Where do you think your request will be at the beginning of next week? Like many managers, David suffers from chronic email overload, so by Monday it will probably be buried under a few hundred emails in his overflowing inbox. There’s not a snowball’s chance in Hell that he’ll see it and be reminded that he committed to send his feedback.

You will therefore need to remind David of his commitment. But if you become too much of a nuisance, David might not deliver. So, how do you remind him in a nice way, without becoming too much of a nag?

All you need to do is say, “Thanks!”

However, it’s not what you say, it’s when you say it. Don’t reply to David’s message until the time arrives when he promised to work on it.

On Monday, your reply will arrive in David’s inbox, and will subtly remind him of his commitment at exactly the time that he planned to work on it:

“Thanks, David. today will be just in time to fix the document up before the final draft is due. I await your comments eagerly.”

I have used this tactic on many occasions, and have found it very successful. Sometimes you need to help those around you to be a little more productive!

Change of Address

I’ve just registered a “proper” domain name for this blog. It now resides at http://email-overloaded.com. The folks at WordPress.com have rigged things smoothly, so that if you use the old address, you’ll still end up here.

If you are subscribed to this blog’s RSS feed, it should continue working normally, but it would still be a good idea to update the URL to http://email-overloaded.com/feed/

Email Newsletter Study: Surprising Initial Results

I’ve been tracking my newsletter intake over the past week, and I must admit to being rather surprised at the results.

I received only 55 messages from 37 sources that can be described as newsletters, and it took a total of only 72 minutes to read them, including any associated links I was tempted to click on.

Six of these contained at least one piece of information that helps me do my job better, and thirteen messages (from nine sources) managed to pique my interest on subjects that have little bearing on my job.

According to this, approximately 34% of the messages contained something useful or interesting. Does that mean I’m wasting 66% of my time reading useless newsletters just on the off-chance that I’ll find something valuable? Apparently not: 62 out of the total 72 minutes (86%) were spent reading messages from sources that gave useful or interesting information. So I wasted only 10 minutes on useless newsletters. 

This is rather surprising, as I had assumed that I would be able to save a significant amount of time by unsubscribing from the less valuable newsletters. I’m still going to unsubscribe from some of the newsletters, as it will considerably reduce unnecessary inbox clutter.

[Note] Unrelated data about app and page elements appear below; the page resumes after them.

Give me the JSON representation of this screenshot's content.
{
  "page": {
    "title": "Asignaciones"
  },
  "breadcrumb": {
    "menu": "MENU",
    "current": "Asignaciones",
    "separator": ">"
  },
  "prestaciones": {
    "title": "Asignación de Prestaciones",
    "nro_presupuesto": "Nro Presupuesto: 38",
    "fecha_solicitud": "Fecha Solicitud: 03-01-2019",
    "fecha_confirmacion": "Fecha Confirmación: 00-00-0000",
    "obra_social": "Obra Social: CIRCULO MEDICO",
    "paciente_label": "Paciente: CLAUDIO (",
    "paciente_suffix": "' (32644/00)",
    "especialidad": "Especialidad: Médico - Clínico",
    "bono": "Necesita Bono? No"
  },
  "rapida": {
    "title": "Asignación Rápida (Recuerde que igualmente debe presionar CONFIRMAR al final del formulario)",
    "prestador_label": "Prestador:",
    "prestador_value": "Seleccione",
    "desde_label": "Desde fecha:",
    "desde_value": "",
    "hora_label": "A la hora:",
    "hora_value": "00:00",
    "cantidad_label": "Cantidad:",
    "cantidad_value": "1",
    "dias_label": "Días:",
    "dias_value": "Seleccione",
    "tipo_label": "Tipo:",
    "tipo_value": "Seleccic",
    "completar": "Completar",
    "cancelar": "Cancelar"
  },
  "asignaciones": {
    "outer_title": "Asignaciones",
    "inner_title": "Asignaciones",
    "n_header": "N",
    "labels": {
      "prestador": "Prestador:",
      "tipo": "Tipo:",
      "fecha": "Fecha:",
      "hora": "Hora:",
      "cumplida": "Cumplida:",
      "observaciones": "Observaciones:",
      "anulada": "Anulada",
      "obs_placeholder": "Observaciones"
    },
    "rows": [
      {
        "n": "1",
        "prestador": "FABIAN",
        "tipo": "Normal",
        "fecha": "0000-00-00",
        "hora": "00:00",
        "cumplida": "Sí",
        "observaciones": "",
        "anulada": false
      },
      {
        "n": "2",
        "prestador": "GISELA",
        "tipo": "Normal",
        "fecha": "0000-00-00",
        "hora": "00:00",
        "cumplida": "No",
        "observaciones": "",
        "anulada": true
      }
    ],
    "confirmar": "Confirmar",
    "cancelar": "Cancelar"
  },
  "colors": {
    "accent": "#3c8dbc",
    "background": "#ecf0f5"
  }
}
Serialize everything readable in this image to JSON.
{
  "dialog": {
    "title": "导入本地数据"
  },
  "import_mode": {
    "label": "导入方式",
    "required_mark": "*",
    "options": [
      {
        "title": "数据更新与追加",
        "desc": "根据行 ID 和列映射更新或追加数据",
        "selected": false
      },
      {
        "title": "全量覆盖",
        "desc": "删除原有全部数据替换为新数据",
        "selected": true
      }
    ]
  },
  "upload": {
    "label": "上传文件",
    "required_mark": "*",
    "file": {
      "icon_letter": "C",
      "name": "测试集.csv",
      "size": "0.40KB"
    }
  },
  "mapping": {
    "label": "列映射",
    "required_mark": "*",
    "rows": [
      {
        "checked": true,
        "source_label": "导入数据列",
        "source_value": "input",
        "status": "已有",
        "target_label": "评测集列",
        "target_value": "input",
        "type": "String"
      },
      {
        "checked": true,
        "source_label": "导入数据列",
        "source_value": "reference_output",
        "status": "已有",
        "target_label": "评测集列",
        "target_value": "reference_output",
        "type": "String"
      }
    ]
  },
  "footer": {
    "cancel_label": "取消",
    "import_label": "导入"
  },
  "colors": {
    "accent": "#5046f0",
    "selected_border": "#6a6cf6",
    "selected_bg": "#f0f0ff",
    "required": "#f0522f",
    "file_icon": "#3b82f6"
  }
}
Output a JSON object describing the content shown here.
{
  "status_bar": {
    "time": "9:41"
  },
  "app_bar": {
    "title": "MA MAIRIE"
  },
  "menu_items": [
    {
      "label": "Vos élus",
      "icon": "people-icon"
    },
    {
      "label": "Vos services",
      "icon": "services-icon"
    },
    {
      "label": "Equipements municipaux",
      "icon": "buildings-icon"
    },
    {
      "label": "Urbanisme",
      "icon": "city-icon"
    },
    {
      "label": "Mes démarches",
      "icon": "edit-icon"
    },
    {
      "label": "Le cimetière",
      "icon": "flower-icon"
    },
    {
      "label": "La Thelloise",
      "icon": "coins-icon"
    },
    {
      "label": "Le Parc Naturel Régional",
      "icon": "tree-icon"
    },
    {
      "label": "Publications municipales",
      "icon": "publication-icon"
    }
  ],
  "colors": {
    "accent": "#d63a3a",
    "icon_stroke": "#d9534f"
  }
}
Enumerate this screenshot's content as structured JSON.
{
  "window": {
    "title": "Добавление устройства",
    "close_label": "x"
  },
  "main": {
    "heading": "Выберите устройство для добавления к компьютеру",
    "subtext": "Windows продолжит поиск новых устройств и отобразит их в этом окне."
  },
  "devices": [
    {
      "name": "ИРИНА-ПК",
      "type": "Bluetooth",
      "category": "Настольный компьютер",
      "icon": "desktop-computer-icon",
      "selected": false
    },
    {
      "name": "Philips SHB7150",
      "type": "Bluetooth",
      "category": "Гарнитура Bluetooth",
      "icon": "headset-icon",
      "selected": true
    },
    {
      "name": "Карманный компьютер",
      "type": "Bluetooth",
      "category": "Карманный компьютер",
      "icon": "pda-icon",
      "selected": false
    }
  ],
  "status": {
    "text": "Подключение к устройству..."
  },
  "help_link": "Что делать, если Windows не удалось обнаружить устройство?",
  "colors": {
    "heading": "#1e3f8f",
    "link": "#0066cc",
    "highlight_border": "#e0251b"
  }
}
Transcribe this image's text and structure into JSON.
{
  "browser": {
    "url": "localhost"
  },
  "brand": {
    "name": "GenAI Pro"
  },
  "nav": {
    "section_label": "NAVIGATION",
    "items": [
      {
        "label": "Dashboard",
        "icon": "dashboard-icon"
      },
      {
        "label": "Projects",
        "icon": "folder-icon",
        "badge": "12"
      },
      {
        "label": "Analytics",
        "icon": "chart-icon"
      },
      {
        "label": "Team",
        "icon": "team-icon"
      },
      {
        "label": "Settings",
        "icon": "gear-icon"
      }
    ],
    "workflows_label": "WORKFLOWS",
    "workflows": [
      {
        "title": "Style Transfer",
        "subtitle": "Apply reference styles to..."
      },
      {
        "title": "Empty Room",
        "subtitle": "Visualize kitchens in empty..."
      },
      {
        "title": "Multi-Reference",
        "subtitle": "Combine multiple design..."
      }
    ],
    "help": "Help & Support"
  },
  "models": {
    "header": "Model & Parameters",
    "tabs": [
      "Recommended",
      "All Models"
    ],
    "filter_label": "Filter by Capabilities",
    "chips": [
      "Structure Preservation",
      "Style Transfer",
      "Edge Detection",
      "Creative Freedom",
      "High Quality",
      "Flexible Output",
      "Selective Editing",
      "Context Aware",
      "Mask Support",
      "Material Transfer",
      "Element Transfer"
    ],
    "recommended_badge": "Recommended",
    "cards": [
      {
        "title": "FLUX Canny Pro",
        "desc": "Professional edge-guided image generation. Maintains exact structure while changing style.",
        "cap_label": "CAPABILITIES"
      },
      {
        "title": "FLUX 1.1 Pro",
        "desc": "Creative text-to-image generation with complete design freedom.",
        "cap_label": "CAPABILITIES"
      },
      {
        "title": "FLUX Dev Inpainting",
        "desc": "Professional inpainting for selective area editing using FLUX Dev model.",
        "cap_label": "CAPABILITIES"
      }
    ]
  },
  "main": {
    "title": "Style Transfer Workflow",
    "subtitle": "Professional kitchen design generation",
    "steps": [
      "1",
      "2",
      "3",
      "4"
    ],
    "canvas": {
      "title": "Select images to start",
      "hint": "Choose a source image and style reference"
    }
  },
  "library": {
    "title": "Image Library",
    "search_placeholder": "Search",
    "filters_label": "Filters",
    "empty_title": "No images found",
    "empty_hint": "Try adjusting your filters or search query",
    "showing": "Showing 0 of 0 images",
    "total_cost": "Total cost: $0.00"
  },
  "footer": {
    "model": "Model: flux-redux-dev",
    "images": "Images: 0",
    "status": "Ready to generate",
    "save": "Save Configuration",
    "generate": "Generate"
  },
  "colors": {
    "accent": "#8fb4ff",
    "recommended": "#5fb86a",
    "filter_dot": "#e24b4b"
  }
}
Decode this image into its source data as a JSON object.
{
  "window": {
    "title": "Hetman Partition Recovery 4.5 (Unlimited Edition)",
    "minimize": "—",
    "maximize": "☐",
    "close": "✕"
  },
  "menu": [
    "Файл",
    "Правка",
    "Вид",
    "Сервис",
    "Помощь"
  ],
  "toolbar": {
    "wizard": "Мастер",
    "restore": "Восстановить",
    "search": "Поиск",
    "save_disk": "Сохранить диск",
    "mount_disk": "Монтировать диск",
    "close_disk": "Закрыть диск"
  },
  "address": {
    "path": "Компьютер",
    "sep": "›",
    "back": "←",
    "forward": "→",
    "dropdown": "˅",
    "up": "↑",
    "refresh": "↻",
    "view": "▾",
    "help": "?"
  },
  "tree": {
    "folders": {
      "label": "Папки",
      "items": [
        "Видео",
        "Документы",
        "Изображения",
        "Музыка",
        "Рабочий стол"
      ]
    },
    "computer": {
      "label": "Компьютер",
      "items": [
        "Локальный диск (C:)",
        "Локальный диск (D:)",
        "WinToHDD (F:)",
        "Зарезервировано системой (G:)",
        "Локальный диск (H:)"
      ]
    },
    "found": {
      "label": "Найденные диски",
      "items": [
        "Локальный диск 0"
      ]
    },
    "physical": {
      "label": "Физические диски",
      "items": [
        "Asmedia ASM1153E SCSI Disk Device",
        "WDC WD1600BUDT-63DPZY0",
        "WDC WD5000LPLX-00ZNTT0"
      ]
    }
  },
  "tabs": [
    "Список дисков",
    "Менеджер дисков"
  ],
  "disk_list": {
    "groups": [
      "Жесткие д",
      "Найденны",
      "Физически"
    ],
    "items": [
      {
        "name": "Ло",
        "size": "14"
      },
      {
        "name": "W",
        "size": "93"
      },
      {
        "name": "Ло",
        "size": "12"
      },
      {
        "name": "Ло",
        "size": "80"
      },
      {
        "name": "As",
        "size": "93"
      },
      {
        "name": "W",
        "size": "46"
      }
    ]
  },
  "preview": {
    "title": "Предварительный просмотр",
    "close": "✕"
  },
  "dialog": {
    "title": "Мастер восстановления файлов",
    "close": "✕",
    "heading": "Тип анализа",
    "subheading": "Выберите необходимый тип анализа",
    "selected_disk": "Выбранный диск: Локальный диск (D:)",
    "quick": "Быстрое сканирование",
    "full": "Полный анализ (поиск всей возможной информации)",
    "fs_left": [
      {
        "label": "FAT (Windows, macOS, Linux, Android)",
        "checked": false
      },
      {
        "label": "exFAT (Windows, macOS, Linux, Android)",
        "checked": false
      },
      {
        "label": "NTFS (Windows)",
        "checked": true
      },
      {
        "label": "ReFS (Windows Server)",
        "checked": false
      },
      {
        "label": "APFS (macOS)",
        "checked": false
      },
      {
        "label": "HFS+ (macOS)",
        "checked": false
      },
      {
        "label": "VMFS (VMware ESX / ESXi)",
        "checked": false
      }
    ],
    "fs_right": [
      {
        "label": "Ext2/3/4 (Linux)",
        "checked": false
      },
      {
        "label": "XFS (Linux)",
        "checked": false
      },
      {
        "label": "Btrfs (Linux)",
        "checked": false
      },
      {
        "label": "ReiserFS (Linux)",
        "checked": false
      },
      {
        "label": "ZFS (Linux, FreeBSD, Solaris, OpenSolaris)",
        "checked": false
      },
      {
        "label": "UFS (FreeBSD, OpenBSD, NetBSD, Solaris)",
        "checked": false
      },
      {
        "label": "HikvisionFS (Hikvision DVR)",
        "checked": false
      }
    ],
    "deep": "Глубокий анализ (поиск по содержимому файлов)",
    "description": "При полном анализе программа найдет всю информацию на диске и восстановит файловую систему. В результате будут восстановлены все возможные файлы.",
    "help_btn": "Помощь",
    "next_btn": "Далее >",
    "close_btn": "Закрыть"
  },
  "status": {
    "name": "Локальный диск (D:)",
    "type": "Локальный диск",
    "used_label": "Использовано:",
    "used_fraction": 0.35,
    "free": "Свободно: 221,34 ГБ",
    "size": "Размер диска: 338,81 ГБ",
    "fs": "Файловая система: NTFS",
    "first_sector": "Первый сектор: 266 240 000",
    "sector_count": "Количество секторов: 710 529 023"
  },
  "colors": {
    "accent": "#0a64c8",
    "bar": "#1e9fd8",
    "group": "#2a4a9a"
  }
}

I’m going to continue measuring for another few weeks, as I need more data points from the newsletters that I receive only once a week. I’m hoping to develop some rules of thumb to help decide what to keep and what to cut.